I’m fine as frog’s hair.
Or is it, I’m fine as frog’s air?
Ever looked at the ductwork in your home and wonder what resides inside?
“It’s just crazy,” said Lane Martin, the president of Modern PURAIR®, a Kamloops air-duct cleaning company.
“We’ve developed a system where we can show the customer exactly what we got out.”
And, sometimes, it’s not pretty.
Rats, frogs, kittens, lizards, hamsters, pot, porn, diamond rings, rolled-up cash, beer bottles, rotten lunches, rodent feces and everything else under the sun — if it fits — they’ve seen.
Jeff Bazley, owner of the local Modern PURAIR® franchise, said it’s probably one of the most hilarious and interesting parts of the business.
“We had this lady, and she had some foul odours in her home,” he said, noting that, the majority of the time, it’s dust that holds and traps odours when it’s released through the air ducts, causing foul smells.
“Being her age, or I don’t know, I guess wisdom had taken the best of her. The lady had stuffed all these toilet pucks down her air ducts in every single register in her house.”
The smell that greeted the crew that entered the home was wicked.
“The house smelled like this mixture of dirt and smoke. I can’t even explain it — it smelled like some dead lilac bush,” he said.
Apparently, registers and air ducts are also a favoured hiding spot of soon-to-be separated couples.
“There’s a lot of husbands that are hiding money because they know that their wives will never put their hands down there,” Bazley said.
“It’s just one of those places that people don’t think to look or are more or less disgusted to put their hands down there.”
The company has found diamond rings, wads of rolled up cash — up to $2,800 — and expensive jewelry all stuffed inside the ducts by spouses trying to shave a little extra off their divorce settlements.
Sometimes, though, things aren’t quite as funny and require some serious gut-checking.
“We’ve found frogs and a family hamster once that had escaped,” Bazley said, adding that notifying the family of such discoveries is sometimes tough.
“A little girl was quite distraught,” he said.
“I guess it was her pet frog.”
Tyler Wright, who is contracted out by Modern PURAIR®, said it’s not uncommon for pets to be discovered inside the ducts.
“Kids’ pets get lost and they can’t find them, and the vent guy comes a couple of days later and sucks them out,” he said, noting unwanted rats and rodents are among the biggest problems they find.
“I know it’s kind of gross, but we find all sorts of rodents and gross stuff like that.”

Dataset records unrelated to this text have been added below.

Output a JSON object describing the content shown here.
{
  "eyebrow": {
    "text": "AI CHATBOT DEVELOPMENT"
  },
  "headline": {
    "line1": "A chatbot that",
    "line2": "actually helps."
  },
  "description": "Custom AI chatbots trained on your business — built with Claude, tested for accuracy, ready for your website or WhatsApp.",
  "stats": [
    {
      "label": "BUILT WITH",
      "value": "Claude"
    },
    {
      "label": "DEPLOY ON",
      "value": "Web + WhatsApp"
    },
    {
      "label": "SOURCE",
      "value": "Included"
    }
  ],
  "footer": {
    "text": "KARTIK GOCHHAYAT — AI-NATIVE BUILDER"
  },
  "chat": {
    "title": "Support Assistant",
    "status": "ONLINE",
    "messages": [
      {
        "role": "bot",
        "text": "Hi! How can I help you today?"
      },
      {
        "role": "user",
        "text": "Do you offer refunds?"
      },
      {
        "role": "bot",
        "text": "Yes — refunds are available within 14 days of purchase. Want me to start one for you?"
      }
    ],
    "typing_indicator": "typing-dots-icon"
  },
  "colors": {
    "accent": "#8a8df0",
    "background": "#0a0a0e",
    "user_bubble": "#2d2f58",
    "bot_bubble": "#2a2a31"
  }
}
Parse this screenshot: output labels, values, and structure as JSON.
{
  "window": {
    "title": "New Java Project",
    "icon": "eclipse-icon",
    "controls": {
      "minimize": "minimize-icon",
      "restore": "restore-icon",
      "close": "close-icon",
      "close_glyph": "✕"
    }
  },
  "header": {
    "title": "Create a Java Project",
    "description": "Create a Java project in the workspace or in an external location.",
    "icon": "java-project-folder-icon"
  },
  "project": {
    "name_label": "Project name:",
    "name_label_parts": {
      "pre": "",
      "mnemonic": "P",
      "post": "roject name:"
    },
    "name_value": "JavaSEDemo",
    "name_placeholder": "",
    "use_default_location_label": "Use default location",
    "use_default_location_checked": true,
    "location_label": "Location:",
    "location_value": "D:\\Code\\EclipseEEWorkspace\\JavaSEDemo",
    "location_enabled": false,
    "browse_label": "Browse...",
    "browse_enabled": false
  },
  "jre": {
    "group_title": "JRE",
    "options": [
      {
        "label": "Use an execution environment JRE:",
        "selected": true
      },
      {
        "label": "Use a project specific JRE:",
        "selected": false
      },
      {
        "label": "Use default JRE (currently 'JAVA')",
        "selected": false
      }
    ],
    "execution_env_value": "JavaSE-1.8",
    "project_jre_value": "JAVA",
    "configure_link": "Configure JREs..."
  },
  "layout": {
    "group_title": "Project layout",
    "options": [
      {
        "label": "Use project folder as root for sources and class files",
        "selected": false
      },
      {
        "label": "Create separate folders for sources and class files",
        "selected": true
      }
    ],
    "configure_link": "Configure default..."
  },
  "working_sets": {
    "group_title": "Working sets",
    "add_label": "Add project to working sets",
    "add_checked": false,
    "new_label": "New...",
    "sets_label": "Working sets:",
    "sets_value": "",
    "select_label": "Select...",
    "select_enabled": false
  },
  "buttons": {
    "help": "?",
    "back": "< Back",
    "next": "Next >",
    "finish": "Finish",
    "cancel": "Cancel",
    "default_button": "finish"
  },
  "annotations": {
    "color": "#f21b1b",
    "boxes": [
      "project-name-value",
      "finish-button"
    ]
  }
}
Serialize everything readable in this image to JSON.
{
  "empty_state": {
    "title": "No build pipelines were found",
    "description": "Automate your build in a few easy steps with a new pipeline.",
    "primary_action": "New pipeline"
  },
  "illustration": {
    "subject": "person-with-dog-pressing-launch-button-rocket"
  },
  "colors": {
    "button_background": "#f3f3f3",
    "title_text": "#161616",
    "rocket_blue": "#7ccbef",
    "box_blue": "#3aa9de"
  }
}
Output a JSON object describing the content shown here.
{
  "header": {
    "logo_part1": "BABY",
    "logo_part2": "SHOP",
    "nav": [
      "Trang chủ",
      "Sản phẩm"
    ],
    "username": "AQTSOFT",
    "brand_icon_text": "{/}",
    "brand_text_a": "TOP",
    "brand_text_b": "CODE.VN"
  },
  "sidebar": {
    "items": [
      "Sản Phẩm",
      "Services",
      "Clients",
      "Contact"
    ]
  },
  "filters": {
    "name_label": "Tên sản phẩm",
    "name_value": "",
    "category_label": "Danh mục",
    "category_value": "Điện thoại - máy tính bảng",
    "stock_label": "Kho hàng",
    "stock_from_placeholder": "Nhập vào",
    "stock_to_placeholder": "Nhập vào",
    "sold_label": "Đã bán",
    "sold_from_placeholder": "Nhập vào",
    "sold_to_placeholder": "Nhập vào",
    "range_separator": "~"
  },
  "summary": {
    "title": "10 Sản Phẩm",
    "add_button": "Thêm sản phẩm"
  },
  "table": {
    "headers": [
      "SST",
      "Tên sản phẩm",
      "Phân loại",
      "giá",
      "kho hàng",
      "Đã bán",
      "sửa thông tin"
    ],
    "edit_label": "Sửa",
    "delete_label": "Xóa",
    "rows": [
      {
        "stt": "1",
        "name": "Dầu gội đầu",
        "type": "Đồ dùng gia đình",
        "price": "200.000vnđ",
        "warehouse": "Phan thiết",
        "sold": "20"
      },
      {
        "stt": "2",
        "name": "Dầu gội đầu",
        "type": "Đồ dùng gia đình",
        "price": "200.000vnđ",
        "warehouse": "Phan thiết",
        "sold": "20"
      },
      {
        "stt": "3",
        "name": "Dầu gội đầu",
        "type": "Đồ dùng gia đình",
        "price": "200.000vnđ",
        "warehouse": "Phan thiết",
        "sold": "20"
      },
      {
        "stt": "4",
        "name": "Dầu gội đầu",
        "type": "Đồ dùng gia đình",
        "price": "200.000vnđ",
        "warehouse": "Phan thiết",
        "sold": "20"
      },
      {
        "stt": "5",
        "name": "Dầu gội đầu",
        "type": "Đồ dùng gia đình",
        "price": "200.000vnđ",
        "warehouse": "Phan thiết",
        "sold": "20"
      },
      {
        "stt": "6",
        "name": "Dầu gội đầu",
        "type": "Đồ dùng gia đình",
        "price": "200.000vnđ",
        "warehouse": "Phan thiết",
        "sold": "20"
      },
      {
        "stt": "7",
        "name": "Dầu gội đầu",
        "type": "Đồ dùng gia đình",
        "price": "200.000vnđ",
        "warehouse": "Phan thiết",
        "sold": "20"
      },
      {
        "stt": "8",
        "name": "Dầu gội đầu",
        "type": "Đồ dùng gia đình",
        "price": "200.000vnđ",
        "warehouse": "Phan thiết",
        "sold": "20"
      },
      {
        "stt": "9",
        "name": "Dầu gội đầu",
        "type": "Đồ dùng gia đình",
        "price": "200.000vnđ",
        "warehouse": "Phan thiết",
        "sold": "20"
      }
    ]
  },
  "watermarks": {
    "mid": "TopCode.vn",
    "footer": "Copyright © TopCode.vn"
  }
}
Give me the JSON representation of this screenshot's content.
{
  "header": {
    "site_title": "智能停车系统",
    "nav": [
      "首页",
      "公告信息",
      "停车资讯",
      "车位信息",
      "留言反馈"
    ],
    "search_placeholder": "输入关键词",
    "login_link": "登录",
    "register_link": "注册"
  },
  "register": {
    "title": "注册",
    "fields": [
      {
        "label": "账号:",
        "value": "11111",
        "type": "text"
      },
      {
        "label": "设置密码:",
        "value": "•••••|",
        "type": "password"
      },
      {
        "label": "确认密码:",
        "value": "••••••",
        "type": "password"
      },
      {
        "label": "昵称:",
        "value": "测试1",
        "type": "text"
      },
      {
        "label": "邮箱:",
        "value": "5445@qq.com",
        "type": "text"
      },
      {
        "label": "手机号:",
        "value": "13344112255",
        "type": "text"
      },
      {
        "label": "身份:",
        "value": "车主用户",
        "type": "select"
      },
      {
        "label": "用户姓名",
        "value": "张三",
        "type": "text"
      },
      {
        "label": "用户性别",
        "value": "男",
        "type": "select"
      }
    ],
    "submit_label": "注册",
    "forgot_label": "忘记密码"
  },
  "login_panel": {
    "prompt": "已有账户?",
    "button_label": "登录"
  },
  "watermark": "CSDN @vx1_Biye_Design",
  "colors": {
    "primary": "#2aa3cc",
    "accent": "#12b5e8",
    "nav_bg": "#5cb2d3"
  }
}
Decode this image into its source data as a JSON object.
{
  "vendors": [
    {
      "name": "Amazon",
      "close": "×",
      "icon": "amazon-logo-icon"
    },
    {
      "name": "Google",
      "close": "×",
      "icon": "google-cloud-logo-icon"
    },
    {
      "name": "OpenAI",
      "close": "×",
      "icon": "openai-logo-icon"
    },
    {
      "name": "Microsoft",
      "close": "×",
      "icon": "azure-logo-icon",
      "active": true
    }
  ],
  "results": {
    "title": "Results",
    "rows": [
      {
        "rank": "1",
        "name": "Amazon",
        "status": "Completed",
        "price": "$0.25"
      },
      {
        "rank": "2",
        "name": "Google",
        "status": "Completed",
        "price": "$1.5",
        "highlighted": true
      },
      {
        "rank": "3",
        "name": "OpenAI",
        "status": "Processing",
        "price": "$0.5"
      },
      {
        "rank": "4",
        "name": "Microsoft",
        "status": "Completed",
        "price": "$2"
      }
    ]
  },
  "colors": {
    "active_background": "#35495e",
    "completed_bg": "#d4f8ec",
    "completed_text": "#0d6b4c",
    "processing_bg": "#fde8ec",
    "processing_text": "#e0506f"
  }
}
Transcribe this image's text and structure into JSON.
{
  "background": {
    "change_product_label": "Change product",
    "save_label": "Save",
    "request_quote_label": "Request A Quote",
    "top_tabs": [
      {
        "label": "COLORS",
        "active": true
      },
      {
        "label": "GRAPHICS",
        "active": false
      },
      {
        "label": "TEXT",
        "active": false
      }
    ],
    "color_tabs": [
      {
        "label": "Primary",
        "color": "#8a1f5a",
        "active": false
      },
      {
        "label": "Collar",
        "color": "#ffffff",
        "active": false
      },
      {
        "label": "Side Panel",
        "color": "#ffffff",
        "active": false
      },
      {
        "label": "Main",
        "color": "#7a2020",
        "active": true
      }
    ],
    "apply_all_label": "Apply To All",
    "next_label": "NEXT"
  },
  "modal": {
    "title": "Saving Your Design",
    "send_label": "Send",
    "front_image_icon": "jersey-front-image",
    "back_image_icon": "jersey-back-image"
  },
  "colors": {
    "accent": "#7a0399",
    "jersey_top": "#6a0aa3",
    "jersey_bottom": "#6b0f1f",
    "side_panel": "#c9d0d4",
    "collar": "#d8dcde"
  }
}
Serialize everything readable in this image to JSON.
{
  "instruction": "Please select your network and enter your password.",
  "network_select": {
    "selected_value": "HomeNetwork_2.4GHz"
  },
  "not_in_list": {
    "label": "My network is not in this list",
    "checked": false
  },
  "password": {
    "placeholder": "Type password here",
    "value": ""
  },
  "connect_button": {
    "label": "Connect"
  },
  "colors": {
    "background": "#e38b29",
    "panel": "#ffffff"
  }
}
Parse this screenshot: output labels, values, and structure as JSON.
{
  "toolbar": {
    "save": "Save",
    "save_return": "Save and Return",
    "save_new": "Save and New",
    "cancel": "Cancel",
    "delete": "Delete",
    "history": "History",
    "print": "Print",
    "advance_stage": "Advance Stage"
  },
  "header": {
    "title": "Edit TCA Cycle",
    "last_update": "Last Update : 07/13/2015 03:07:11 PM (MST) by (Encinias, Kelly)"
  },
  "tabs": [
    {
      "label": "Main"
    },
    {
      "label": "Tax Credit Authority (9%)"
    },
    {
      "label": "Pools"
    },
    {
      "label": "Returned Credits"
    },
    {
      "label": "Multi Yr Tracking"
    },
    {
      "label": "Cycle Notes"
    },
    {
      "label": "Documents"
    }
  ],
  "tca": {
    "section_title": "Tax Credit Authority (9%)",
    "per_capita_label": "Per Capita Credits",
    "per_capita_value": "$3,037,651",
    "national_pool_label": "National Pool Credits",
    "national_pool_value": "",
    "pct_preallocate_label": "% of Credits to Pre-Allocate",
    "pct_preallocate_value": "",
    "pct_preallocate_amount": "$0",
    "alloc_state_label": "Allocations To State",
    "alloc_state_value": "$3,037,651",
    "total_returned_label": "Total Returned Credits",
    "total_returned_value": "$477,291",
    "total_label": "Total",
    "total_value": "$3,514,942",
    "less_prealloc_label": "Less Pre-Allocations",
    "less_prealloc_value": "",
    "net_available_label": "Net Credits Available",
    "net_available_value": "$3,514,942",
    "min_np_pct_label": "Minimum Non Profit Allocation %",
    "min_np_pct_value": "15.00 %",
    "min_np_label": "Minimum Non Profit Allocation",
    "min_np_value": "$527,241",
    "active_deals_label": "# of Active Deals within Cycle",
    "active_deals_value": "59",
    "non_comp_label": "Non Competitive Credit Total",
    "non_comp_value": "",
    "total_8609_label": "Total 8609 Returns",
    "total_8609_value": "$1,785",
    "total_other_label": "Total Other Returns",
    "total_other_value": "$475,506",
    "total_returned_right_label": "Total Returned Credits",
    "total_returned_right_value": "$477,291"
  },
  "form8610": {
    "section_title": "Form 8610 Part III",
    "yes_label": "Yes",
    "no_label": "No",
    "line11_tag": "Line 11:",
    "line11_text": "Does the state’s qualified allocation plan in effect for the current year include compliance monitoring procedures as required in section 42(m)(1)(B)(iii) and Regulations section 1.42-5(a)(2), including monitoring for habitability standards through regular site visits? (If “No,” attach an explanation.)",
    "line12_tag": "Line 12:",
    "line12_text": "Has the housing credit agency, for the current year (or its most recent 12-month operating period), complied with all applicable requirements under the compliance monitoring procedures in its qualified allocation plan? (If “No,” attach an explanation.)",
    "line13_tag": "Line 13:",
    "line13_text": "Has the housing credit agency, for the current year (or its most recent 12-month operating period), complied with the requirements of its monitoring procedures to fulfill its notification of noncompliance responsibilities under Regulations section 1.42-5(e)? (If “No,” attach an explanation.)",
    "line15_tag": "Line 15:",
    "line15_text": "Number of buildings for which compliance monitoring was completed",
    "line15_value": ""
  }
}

Aside from being extremely disgusting, the debris also poses a health hazard to people breathing in the air being blown around the house.
“The biggest hazard is having rat feces in your vents and that stuff gets blown around the house,” Wright said. “They find piles and piles and piles of feces in peoples’ vents that people don’t know exist.”
Even construction workers use ducts as their own personal vestibules inside unfinished new homes.
“What we find is construction workers are eating their lunches and putting them in the holes,” he said.
“We found a half pound of chicken wings.
“It still had the hot sauce on it from the pub.”
Over the past 10 years, Wright said, as people have become more aware of the environment and the air they’re breathing, there has been growth in the indoor air-quality industry.
Over the years, Bazley said, dust, mould, mildew and other harmful chemicals and biological residue can build up inside ducts, creating a hazardous environment for people inside the home breathing in the air.
“Statistics say it’s up to 400 times worse than outdoor air because it gets recycled in your home,” he said, noting the importance of educating people about the air they’re breathing in their homes.
“There’s not one person that’s ever stepped up to the plate to educate people about the quality of their indoor air.”